Thursday, July 23rd, 2020

Many of us are reading more, gardening more, eating more, etc. during this strange Twilight Zone time. My reading choices have changed somewhat from mysteries, difficult memoirs of Holocaust survivors, and sad love/family stories to ones that are more uplifting. My real life has enough issues to worry about that I don’t need dark stories. Here is the first one with a lighter touch and a good followup from the book titles in my previous posting.


Kitchen Yarns by wonderful writer Ann Hood consists of essays, or what she calls in the subtitle: Notes on Life, Love, and Food. Going one step further she quotes  M.F.K. Fisher, a well-known food writer, who tells us that food, security, and love are our basic needs. Hood states that these three “are so mixed and mingled and entwined that we cannot straightly think of one without the others.”

Hood goes on to say that when she does write a food essay, “I am really uncovering something deeper in my life —loss, family, confusion, growing up, growing away from what I knew, returning, grief, joy, and, yes, love.”

Her relationship with food peppers all her relationships. Her essays seem to speak to those of us also caught up with a love of food. Hood includes some of her favorite recipes from other cooks as well as her own specialties. Each essay has at least one recipe to enjoy. There is some sadness in her essays, but Hood seems to be able to overcome her sadness and come out making something delicious!

The book is a memoir as well as a cookbook, so you get a double treat!

Kitchen Yarns is published by Norton Publishing with prices ranging from $8.00- $28.00, depending on where you purchase it. It was published in 2019. Enjoyable reading!


Owl Hour: a poem about love, by Barbara Crooker

Thursday, February 15th, 2018

Yesterday I published a review of Barbara Crooker’s book MORE. If you scroll up on the Home Page or Poetry category, it will still be there. This second book, GOLD, is a more tender selection of her poems, many of which are sad but lovely thoughts about love, death and dying, especially her mother’s. The cover is lovely and is perfect for the contents.

I like her poems because they are not esoteric, with lots of hidden meanings that I can’t fathom. Rather, these poems stir my heart and  help me identify some of my own feelings, such as the one below, “Owl Hour,” because, like the author, I remarried later in life. And since I met my husband right before Valentine’s Day, 15 years ago, I picked this as my first poem from this book to post. (I hope to post more in future blogs.) Actually, I think the whole month of February can be devoted to “Heart Matters,” the title on my Home Page.

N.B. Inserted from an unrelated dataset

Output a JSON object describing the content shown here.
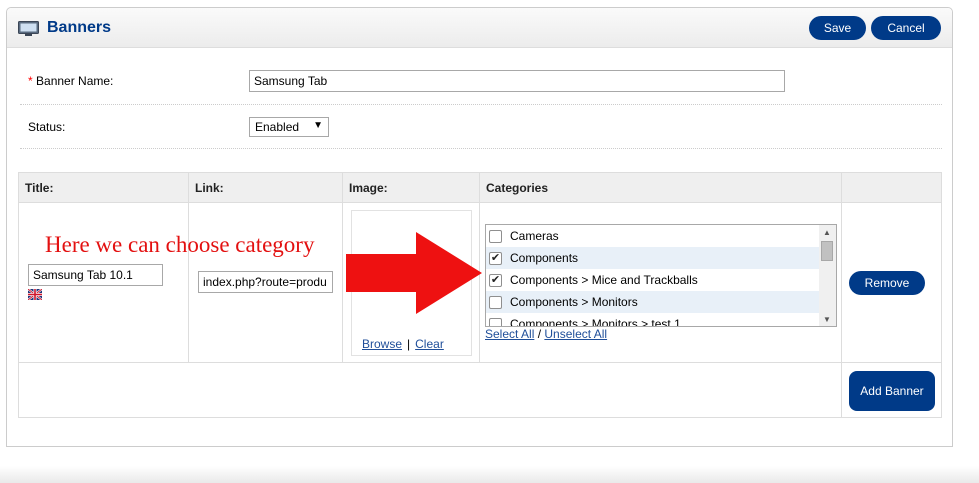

GOLD is published by Cascade Books, Eugene, Oregon, an imprint of Wipf and Stock publishers ( and costs $11.00 on Amazon. ( The cover is an excerpt of a painting by Klimt, one of my favorite artists.




I don’t know why I get so cold at ten o’clock, but that’s when I’m drawn,

like some sort of nightbird, to our nest upstairs in the flannel sheets,

once the color of pinot noir, now duller, patinaed by the silver

of our skins. I need to pile on the blue blanket, the heavy woolen

one from Ireland, the Broken Star quilt, before I stop

shivering. Sometimes the house itself quivers in the wind.

Then you come up, and we arrange ourselves like a nest

of measuring cups. Some of our friends now sleep alone, half

the set missing. I’ve told you you’re not allowed to die first;

I don’t do numberscheckbook, taxes, bills. My breasts

press into your back; my hand with the numb fingers stretches

over your heart. How lucky we are to have found each other;

what if I hadn’t gone to the party that night? The second time

for both of us; we know how it can all go wrong. Even

when I can’t sleep, I listen to the hoots and calls

of your breathing, which both keeps me awake

and will be the first thing I’ll miss when all the nights

are silent. We know there’ll be an afterwards;

we’re not that young anymore. I turn, and turn again,

the way a dog circles before he lies down. And though

we can’t see them, the stars twirl overhead, each one nested

in the place in space it’s supposed to call home.